In the coming times, more policies adjustment and measures should be taken in order to encourage the sustainable development of agri-food companies. Credit policy from the Government should ensure the fairness between the SOEs and non-state enterprises, in order to avoid the cases that enterprises with higher rate of state capital have priority in loans. This is also the motivation for companies after equitization to be listed in the stock market, because when they cannot rely on the loans priorities from the Government, they have to compete to mobilize funds from market, by improving their corporate performance and reputation. Simultaneously with the termination of discrimination in capital access between SOEs and private companies, the Government should adjust the macro-financial policies to improve the capital market, with lower lending rates in overall, because our finding suggests that the lower cost of capital of listed companies have, the higher added value they get. In recent years, tax policy in agriculture recently has had several incentives for the agricultural sector. However, to create favourable conditions for the sustainable development of foods and agricultural companies, the Government should implement tax incentives for SMEs in agriculture to encourage enterprises to invest in agriculture and rural development. Tax incentives become more important in the context of economic integration, because when the economy is more and more opened with the removal of a range of import tariff, products of Vietnam have to compete with imports, not only by prices but also by quality and sale services. Therefore, companies need incentives in income tax and other tax lines to increase domestic production.

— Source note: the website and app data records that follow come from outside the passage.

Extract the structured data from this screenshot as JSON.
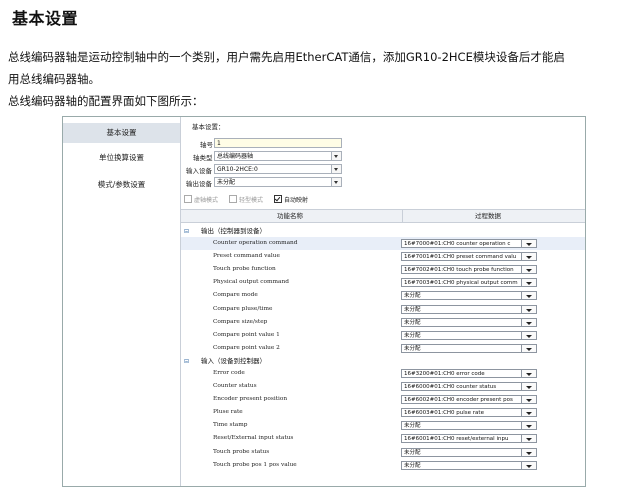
{
  "heading": "基本设置",
  "paragraphs": [
    "总线编码器轴是运动控制轴中的一个类别，用户需先启用EtherCAT通信，添加GR10-2HCE模块设备后才能启",
    "用总线编码器轴。",
    "总线编码器轴的配置界面如下图所示："
  ],
  "sidebar": {
    "items": [
      {
        "label": "基本设置",
        "active": true
      },
      {
        "label": "单位换算设置",
        "active": false
      },
      {
        "label": "模式/参数设置",
        "active": false
      }
    ]
  },
  "form": {
    "section_title": "基本设置：",
    "axis_no_label": "轴号",
    "axis_no_value": "1",
    "axis_type_label": "轴类型",
    "axis_type_value": "总线编码器轴",
    "input_dev_label": "输入设备",
    "input_dev_value": "GR10-2HCE:0",
    "output_dev_label": "输出设备",
    "output_dev_value": "未分配",
    "check_virtual": "虚轴模式",
    "check_simple": "轻型模式",
    "check_automap": "自动映射"
  },
  "table": {
    "col_function": "功能名称",
    "col_process": "过程数据",
    "group_output": "输出（控制器到设备）",
    "group_input": "输入（设备到控制器）",
    "output_rows": [
      {
        "name": "Counter operation command",
        "value": "16#7000#01:CH0 counter operation c"
      },
      {
        "name": "Preset command value",
        "value": "16#7001#01:CH0 preset command valu"
      },
      {
        "name": "Touch probe function",
        "value": "16#7002#01:CH0 touch probe function"
      },
      {
        "name": "Physical output command",
        "value": "16#7003#01:CH0 physical output comm"
      },
      {
        "name": "Compare mode",
        "value": "未分配"
      },
      {
        "name": "Compare pluse/time",
        "value": "未分配"
      },
      {
        "name": "Compare size/step",
        "value": "未分配"
      },
      {
        "name": "Compare point value 1",
        "value": "未分配"
      },
      {
        "name": "Compare point value 2",
        "value": "未分配"
      }
    ],
    "input_rows": [
      {
        "name": "Error code",
        "value": "16#3200#01:CH0 error code"
      },
      {
        "name": "Counter status",
        "value": "16#6000#01:CH0 counter status"
      },
      {
        "name": "Encoder present position",
        "value": "16#6002#01:CH0 encoder present pos"
      },
      {
        "name": "Pluse rate",
        "value": "16#6003#01:CH0 pulse rate"
      },
      {
        "name": "Time stamp",
        "value": "未分配"
      },
      {
        "name": "Reset/External input status",
        "value": "16#6001#01:CH0 reset/external inpu"
      },
      {
        "name": "Touch probe status",
        "value": "未分配"
      },
      {
        "name": "Touch probe pos 1 pos value",
        "value": "未分配"
      }
    ]
  }
}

Land policy should be adjusted in order to help well performing companies (i.e. agricultural companies after stock listing) to easily access land to expand their production and create more jobs and value added. This policy is very important because in the past, most of public agricultural land was granted to SOEs or state farms. Then along with the industrialization, a part of these land resources have been re-allocated to other economic activities outside agriculture. But a large share of public agricultural land is still under the management of SOEs and become its advantage in accessing credit and expanding production, despite their ineffectiveness of land uses for production. In addition to the reallocation of land in a transparent land transfer market, the Government should clearly identify objectives of land rent exemption and reduction. The land incentives should be substantially implemented to encourage companies to invest in profitable areas of agriculture and foods sector so that they can create more jobs and income for agricultural labours. Not only the central government, should the local governments be more active to create conditions to support land acquisition funds.

Regarding administration, although these initial reforms were extensive, they did not necessary go far enough and were sometimes reversed. Administrative reforms should be based on interest of companies, so that it improve the overall business environment in Vietnam and increase the competitiveness of Vietnamese agri-food companies.

Endnote

1. These provinces are Sơn La, Nam Định, Hà Tĩnh, Ninh Thuận, Bình Thuận, Đắk Lắk, Lâm Đồng, Bình Phước, Đồng Tháp, Bạc Liêu provinces. These provinces are selected on the critearia of socio-economic region, of which Son La is in the North moutainous of Vietnam, Nam Dinh in the Red River delta in the north, Ha Tinh in the central region, Ninh Thuan, Binh thuan in the coastal central region, Dak Lak, Lam Dong in the Central Highland, Dong Thap, Bac Lieu in the Mekong river delta.

2. WTO (2013). Report by the WTO secretariat on trade policy of Vietnam. Summary version. WT/TPR/S/287

References